• WHAT YOU SHOULD DO: Every line containing the word "header" must be pulled from the records.

• MATERIAL FOR THE TASK:
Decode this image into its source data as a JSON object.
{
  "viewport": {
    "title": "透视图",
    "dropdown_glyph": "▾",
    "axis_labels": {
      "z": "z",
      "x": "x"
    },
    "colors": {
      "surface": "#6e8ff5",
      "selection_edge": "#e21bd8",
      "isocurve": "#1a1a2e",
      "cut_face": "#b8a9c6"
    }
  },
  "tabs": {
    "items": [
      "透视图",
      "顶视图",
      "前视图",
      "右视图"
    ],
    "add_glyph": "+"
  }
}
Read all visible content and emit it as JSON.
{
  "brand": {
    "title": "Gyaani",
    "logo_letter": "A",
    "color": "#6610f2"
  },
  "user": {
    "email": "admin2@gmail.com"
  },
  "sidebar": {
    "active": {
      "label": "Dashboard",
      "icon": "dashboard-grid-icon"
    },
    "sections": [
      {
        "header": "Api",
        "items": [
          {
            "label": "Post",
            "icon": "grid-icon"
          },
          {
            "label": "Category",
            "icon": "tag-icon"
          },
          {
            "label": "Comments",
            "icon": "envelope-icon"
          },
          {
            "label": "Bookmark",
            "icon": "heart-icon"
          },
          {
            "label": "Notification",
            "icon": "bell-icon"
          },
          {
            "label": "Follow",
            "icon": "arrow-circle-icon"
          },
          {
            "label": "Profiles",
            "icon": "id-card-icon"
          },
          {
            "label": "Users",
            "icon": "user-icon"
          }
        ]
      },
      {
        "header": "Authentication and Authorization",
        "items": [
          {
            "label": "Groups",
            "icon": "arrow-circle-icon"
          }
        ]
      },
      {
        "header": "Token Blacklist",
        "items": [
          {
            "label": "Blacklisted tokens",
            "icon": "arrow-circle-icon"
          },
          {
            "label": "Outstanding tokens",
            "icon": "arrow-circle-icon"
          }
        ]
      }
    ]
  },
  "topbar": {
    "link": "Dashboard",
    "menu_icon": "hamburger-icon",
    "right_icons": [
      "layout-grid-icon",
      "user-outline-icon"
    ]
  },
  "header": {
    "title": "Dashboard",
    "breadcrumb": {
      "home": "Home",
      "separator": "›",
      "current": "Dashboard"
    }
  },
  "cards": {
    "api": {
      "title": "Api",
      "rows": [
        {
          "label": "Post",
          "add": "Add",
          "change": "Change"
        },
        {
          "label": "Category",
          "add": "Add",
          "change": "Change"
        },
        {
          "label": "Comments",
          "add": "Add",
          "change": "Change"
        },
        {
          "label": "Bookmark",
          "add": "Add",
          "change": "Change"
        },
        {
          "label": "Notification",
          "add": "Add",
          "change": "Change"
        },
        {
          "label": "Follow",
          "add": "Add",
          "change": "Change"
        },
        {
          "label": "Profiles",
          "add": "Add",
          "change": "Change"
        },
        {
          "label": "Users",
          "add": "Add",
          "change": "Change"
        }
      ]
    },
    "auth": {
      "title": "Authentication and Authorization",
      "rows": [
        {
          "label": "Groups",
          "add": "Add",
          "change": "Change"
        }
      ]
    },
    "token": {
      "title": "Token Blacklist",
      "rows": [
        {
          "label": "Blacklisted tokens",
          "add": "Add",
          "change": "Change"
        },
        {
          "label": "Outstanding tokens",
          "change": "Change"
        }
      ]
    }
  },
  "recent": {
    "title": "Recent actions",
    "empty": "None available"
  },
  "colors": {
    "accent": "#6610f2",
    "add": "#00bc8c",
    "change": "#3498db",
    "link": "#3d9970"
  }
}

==

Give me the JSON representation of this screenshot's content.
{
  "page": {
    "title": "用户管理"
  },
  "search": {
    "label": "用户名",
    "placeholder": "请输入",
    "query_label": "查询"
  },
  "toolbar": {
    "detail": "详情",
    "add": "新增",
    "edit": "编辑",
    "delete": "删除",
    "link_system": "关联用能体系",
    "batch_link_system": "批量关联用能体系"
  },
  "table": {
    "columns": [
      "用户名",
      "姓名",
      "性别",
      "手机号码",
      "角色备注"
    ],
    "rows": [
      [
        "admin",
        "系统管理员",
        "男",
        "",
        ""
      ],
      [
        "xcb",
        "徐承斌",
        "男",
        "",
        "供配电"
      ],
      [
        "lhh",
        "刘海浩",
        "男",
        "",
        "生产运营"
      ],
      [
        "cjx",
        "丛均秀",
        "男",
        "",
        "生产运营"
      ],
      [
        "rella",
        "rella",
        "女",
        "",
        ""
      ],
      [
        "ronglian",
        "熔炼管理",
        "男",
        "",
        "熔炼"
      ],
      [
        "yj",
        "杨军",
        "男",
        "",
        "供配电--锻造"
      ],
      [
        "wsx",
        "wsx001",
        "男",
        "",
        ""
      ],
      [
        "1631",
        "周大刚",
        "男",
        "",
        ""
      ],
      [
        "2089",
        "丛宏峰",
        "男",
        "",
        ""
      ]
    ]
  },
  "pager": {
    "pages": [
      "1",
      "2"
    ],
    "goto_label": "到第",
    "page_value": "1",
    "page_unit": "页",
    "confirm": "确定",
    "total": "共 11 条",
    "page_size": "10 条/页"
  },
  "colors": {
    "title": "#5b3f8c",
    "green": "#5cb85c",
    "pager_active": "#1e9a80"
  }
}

• WRITTEN RESPONSE:
        "header": "Api",
        "header": "Authentication and Authorization",
        "header": "Token Blacklist",
  "header": {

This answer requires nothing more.